• Exercise requirements:
Each record below must be written out again in exactly the same form.

====== Dataset entries ======

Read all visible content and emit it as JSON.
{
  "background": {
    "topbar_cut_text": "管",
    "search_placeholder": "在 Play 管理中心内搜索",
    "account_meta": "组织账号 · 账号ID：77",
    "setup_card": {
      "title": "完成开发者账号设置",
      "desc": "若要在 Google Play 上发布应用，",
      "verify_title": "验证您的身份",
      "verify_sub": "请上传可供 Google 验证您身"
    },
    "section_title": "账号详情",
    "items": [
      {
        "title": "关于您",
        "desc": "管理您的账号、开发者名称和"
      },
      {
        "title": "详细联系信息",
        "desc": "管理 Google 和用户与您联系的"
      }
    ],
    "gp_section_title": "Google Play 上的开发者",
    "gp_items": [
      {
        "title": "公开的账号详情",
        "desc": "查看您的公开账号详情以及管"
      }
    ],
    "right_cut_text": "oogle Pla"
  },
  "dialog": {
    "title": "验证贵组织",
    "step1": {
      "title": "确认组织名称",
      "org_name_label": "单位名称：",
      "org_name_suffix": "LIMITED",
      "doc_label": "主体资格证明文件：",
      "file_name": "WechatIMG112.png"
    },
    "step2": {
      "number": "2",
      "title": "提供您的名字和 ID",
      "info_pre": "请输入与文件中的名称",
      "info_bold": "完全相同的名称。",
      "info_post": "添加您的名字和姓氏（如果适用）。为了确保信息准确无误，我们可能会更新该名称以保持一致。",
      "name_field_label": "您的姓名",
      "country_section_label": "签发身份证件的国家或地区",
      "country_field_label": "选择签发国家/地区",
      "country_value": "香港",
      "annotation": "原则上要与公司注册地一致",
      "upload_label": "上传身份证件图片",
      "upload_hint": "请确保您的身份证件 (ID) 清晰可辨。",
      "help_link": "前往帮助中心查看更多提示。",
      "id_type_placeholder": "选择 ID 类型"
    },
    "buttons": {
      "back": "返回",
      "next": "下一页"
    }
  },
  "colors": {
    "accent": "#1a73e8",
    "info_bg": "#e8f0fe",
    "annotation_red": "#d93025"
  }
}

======

• Answer area:
Read all visible content and emit it as JSON.
{
  "background": {
    "topbar_cut_text": "管",
    "search_placeholder": "在 Play 管理中心内搜索",
    "account_meta": "组织账号 · 账号ID：77",
    "setup_card": {
      "title": "完成开发者账号设置",
      "desc": "若要在 Google Play 上发布应用，",
      "verify_title": "验证您的身份",
      "verify_sub": "请上传可供 Google 验证您身"
    },
    "section_title": "账号详情",
    "items": [
      {
        "title": "关于您",
        "desc": "管理您的账号、开发者名称和"
      },
      {
        "title": "详细联系信息",
        "desc": "管理 Google 和用户与您联系的"
      }
    ],
    "gp_section_title": "Google Play 上的开发者",
    "gp_items": [
      {
        "title": "公开的账号详情",
        "desc": "查看您的公开账号详情以及管"
      }
    ],
    "right_cut_text": "oogle Pla"
  },
  "dialog": {
    "title": "验证贵组织",
    "step1": {
      "title": "确认组织名称",
      "org_name_label": "单位名称：",
      "org_name_suffix": "LIMITED",
      "doc_label": "主体资格证明文件：",
      "file_name": "WechatIMG112.png"
    },
    "step2": {
      "number": "2",
      "title": "提供您的名字和 ID",
      "info_pre": "请输入与文件中的名称",
      "info_bold": "完全相同的名称。",
      "info_post": "添加您的名字和姓氏（如果适用）。为了确保信息准确无误，我们可能会更新该名称以保持一致。",
      "name_field_label": "您的姓名",
      "country_section_label": "签发身份证件的国家或地区",
      "country_field_label": "选择签发国家/地区",
      "country_value": "香港",
      "annotation": "原则上要与公司注册地一致",
      "upload_label": "上传身份证件图片",
      "upload_hint": "请确保您的身份证件 (ID) 清晰可辨。",
      "help_link": "前往帮助中心查看更多提示。",
      "id_type_placeholder": "选择 ID 类型"
    },
    "buttons": {
      "back": "返回",
      "next": "下一页"
    }
  },
  "colors": {
    "accent": "#1a73e8",
    "info_bg": "#e8f0fe",
    "annotation_red": "#d93025"
  }
}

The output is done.